**Task description**
In your copy, include no images and return each entry exactly as written.

**Data in this exercise**
=== Section Start ===
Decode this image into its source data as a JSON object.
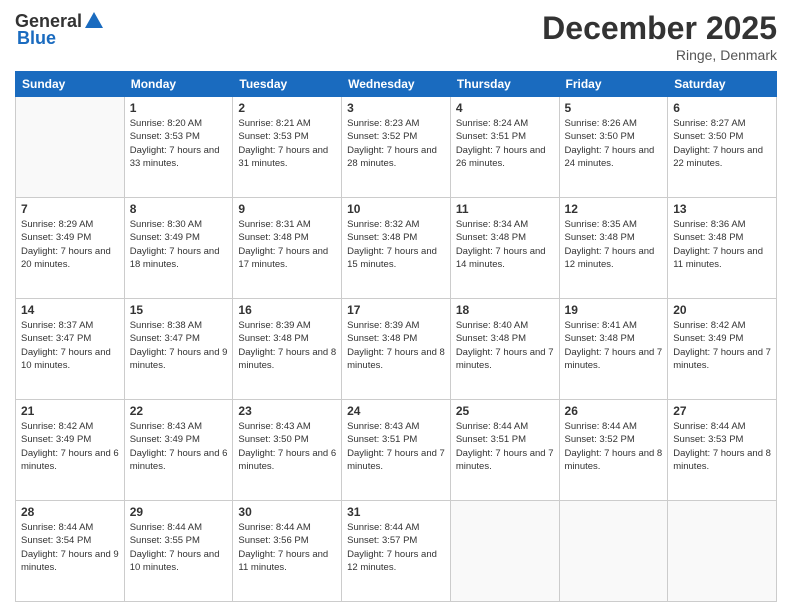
{
  "header": {
    "logo": {
      "general": "General",
      "blue": "Blue"
    },
    "title": "December 2025",
    "location": "Ringe, Denmark"
  },
  "weekdays": [
    "Sunday",
    "Monday",
    "Tuesday",
    "Wednesday",
    "Thursday",
    "Friday",
    "Saturday"
  ],
  "weeks": [
    [
      {
        "day": null
      },
      {
        "day": 1,
        "sunrise": "8:20 AM",
        "sunset": "3:53 PM",
        "daylight": "7 hours and 33 minutes."
      },
      {
        "day": 2,
        "sunrise": "8:21 AM",
        "sunset": "3:53 PM",
        "daylight": "7 hours and 31 minutes."
      },
      {
        "day": 3,
        "sunrise": "8:23 AM",
        "sunset": "3:52 PM",
        "daylight": "7 hours and 28 minutes."
      },
      {
        "day": 4,
        "sunrise": "8:24 AM",
        "sunset": "3:51 PM",
        "daylight": "7 hours and 26 minutes."
      },
      {
        "day": 5,
        "sunrise": "8:26 AM",
        "sunset": "3:50 PM",
        "daylight": "7 hours and 24 minutes."
      },
      {
        "day": 6,
        "sunrise": "8:27 AM",
        "sunset": "3:50 PM",
        "daylight": "7 hours and 22 minutes."
      }
    ],
    [
      {
        "day": 7,
        "sunrise": "8:29 AM",
        "sunset": "3:49 PM",
        "daylight": "7 hours and 20 minutes."
      },
      {
        "day": 8,
        "sunrise": "8:30 AM",
        "sunset": "3:49 PM",
        "daylight": "7 hours and 18 minutes."
      },
      {
        "day": 9,
        "sunrise": "8:31 AM",
        "sunset": "3:48 PM",
        "daylight": "7 hours and 17 minutes."
      },
      {
        "day": 10,
        "sunrise": "8:32 AM",
        "sunset": "3:48 PM",
        "daylight": "7 hours and 15 minutes."
      },
      {
        "day": 11,
        "sunrise": "8:34 AM",
        "sunset": "3:48 PM",
        "daylight": "7 hours and 14 minutes."
      },
      {
        "day": 12,
        "sunrise": "8:35 AM",
        "sunset": "3:48 PM",
        "daylight": "7 hours and 12 minutes."
      },
      {
        "day": 13,
        "sunrise": "8:36 AM",
        "sunset": "3:48 PM",
        "daylight": "7 hours and 11 minutes."
      }
    ],
    [
      {
        "day": 14,
        "sunrise": "8:37 AM",
        "sunset": "3:47 PM",
        "daylight": "7 hours and 10 minutes."
      },
      {
        "day": 15,
        "sunrise": "8:38 AM",
        "sunset": "3:47 PM",
        "daylight": "7 hours and 9 minutes."
      },
      {
        "day": 16,
        "sunrise": "8:39 AM",
        "sunset": "3:48 PM",
        "daylight": "7 hours and 8 minutes."
      },
      {
        "day": 17,
        "sunrise": "8:39 AM",
        "sunset": "3:48 PM",
        "daylight": "7 hours and 8 minutes."
      },
      {
        "day": 18,
        "sunrise": "8:40 AM",
        "sunset": "3:48 PM",
        "daylight": "7 hours and 7 minutes."
      },
      {
        "day": 19,
        "sunrise": "8:41 AM",
        "sunset": "3:48 PM",
        "daylight": "7 hours and 7 minutes."
      },
      {
        "day": 20,
        "sunrise": "8:42 AM",
        "sunset": "3:49 PM",
        "daylight": "7 hours and 7 minutes."
      }
    ],
    [
      {
        "day": 21,
        "sunrise": "8:42 AM",
        "sunset": "3:49 PM",
        "daylight": "7 hours and 6 minutes."
      },
      {
        "day": 22,
        "sunrise": "8:43 AM",
        "sunset": "3:49 PM",
        "daylight": "7 hours and 6 minutes."
      },
      {
        "day": 23,
        "sunrise": "8:43 AM",
        "sunset": "3:50 PM",
        "daylight": "7 hours and 6 minutes."
      },
      {
        "day": 24,
        "sunrise": "8:43 AM",
        "sunset": "3:51 PM",
        "daylight": "7 hours and 7 minutes."
      },
      {
        "day": 25,
        "sunrise": "8:44 AM",
        "sunset": "3:51 PM",
        "daylight": "7 hours and 7 minutes."
      },
      {
        "day": 26,
        "sunrise": "8:44 AM",
        "sunset": "3:52 PM",
        "daylight": "7 hours and 8 minutes."
      },
      {
        "day": 27,
        "sunrise": "8:44 AM",
        "sunset": "3:53 PM",
        "daylight": "7 hours and 8 minutes."
      }
    ],
    [
      {
        "day": 28,
        "sunrise": "8:44 AM",
        "sunset": "3:54 PM",
        "daylight": "7 hours and 9 minutes."
      },
      {
        "day": 29,
        "sunrise": "8:44 AM",
        "sunset": "3:55 PM",
        "daylight": "7 hours and 10 minutes."
      },
      {
        "day": 30,
        "sunrise": "8:44 AM",
        "sunset": "3:56 PM",
        "daylight": "7 hours and 11 minutes."
      },
      {
        "day": 31,
        "sunrise": "8:44 AM",
        "sunset": "3:57 PM",
        "daylight": "7 hours and 12 minutes."
      },
      {
        "day": null
      },
      {
        "day": null
      },
      {
        "day": null
      }
    ]
  ]
}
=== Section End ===
**Output of the task**
Decode this image into its source data as a JSON object.
{
  "header": {
    "logo": {
      "general": "General",
      "blue": "Blue"
    },
    "title": "December 2025",
    "location": "Ringe, Denmark"
  },
  "weekdays": [
    "Sunday",
    "Monday",
    "Tuesday",
    "Wednesday",
    "Thursday",
    "Friday",
    "Saturday"
  ],
  "weeks": [
    [
      {
        "day": null
      },
      {
        "day": 1,
        "sunrise": "8:20 AM",
        "sunset": "3:53 PM",
        "daylight": "7 hours and 33 minutes."
      },
      {
        "day": 2,
        "sunrise": "8:21 AM",
        "sunset": "3:53 PM",
        "daylight": "7 hours and 31 minutes."
      },
      {
        "day": 3,
        "sunrise": "8:23 AM",
        "sunset": "3:52 PM",
        "daylight": "7 hours and 28 minutes."
      },
      {
        "day": 4,
        "sunrise": "8:24 AM",
        "sunset": "3:51 PM",
        "daylight": "7 hours and 26 minutes."
      },
      {
        "day": 5,
        "sunrise": "8:26 AM",
        "sunset": "3:50 PM",
        "daylight": "7 hours and 24 minutes."
      },
      {
        "day": 6,
        "sunrise": "8:27 AM",
        "sunset": "3:50 PM",
        "daylight": "7 hours and 22 minutes."
      }
    ],
    [
      {
        "day": 7,
        "sunrise": "8:29 AM",
        "sunset": "3:49 PM",
        "daylight": "7 hours and 20 minutes."
      },
      {
        "day": 8,
        "sunrise": "8:30 AM",
        "sunset": "3:49 PM",
        "daylight": "7 hours and 18 minutes."
      },
      {
        "day": 9,
        "sunrise": "8:31 AM",
        "sunset": "3:48 PM",
        "daylight": "7 hours and 17 minutes."
      },
      {
        "day": 10,
        "sunrise": "8:32 AM",
        "sunset": "3:48 PM",
        "daylight": "7 hours and 15 minutes."
      },
      {
        "day": 11,
        "sunrise": "8:34 AM",
        "sunset": "3:48 PM",
        "daylight": "7 hours and 14 minutes."
      },
      {
        "day": 12,
        "sunrise": "8:35 AM",
        "sunset": "3:48 PM",
        "daylight": "7 hours and 12 minutes."
      },
      {
        "day": 13,
        "sunrise": "8:36 AM",
        "sunset": "3:48 PM",
        "daylight": "7 hours and 11 minutes."
      }
    ],
    [
      {
        "day": 14,
        "sunrise": "8:37 AM",
        "sunset": "3:47 PM",
        "daylight": "7 hours and 10 minutes."
      },
      {
        "day": 15,
        "sunrise": "8:38 AM",
        "sunset": "3:47 PM",
        "daylight": "7 hours and 9 minutes."
      },
      {
        "day": 16,
        "sunrise": "8:39 AM",
        "sunset": "3:48 PM",
        "daylight": "7 hours and 8 minutes."
      },
      {
        "day": 17,
        "sunrise": "8:39 AM",
        "sunset": "3:48 PM",
        "daylight": "7 hours and 8 minutes."
      },
      {
        "day": 18,
        "sunrise": "8:40 AM",
        "sunset": "3:48 PM",
        "daylight": "7 hours and 7 minutes."
      },
      {
        "day": 19,
        "sunrise": "8:41 AM",
        "sunset": "3:48 PM",
        "daylight": "7 hours and 7 minutes."
      },
      {
        "day": 20,
        "sunrise": "8:42 AM",
        "sunset": "3:49 PM",
        "daylight": "7 hours and 7 minutes."
      }
    ],
    [
      {
        "day": 21,
        "sunrise": "8:42 AM",
        "sunset": "3:49 PM",
        "daylight": "7 hours and 6 minutes."
      },
      {
        "day": 22,
        "sunrise": "8:43 AM",
        "sunset": "3:49 PM",
        "daylight": "7 hours and 6 minutes."
      },
      {
        "day": 23,
        "sunrise": "8:43 AM",
        "sunset": "3:50 PM",
        "daylight": "7 hours and 6 minutes."
      },
      {
        "day": 24,
        "sunrise": "8:43 AM",
        "sunset": "3:51 PM",
        "daylight": "7 hours and 7 minutes."
      },
      {
        "day": 25,
        "sunrise": "8:44 AM",
        "sunset": "3:51 PM",
        "daylight": "7 hours and 7 minutes."
      },
      {
        "day": 26,
        "sunrise": "8:44 AM",
        "sunset": "3:52 PM",
        "daylight": "7 hours and 8 minutes."
      },
      {
        "day": 27,
        "sunrise": "8:44 AM",
        "sunset": "3:53 PM",
        "daylight": "7 hours and 8 minutes."
      }
    ],
    [
      {
        "day": 28,
        "sunrise": "8:44 AM",
        "sunset": "3:54 PM",
        "daylight": "7 hours and 9 minutes."
      },
      {
        "day": 29,
        "sunrise": "8:44 AM",
        "sunset": "3:55 PM",
        "daylight": "7 hours and 10 minutes."
      },
      {
        "day": 30,
        "sunrise": "8:44 AM",
        "sunset": "3:56 PM",
        "daylight": "7 hours and 11 minutes."
      },
      {
        "day": 31,
        "sunrise": "8:44 AM",
        "sunset": "3:57 PM",
        "daylight": "7 hours and 12 minutes."
      },
      {
        "day": null
      },
      {
        "day": null
      },
      {
        "day": null
      }
    ]
  ]
}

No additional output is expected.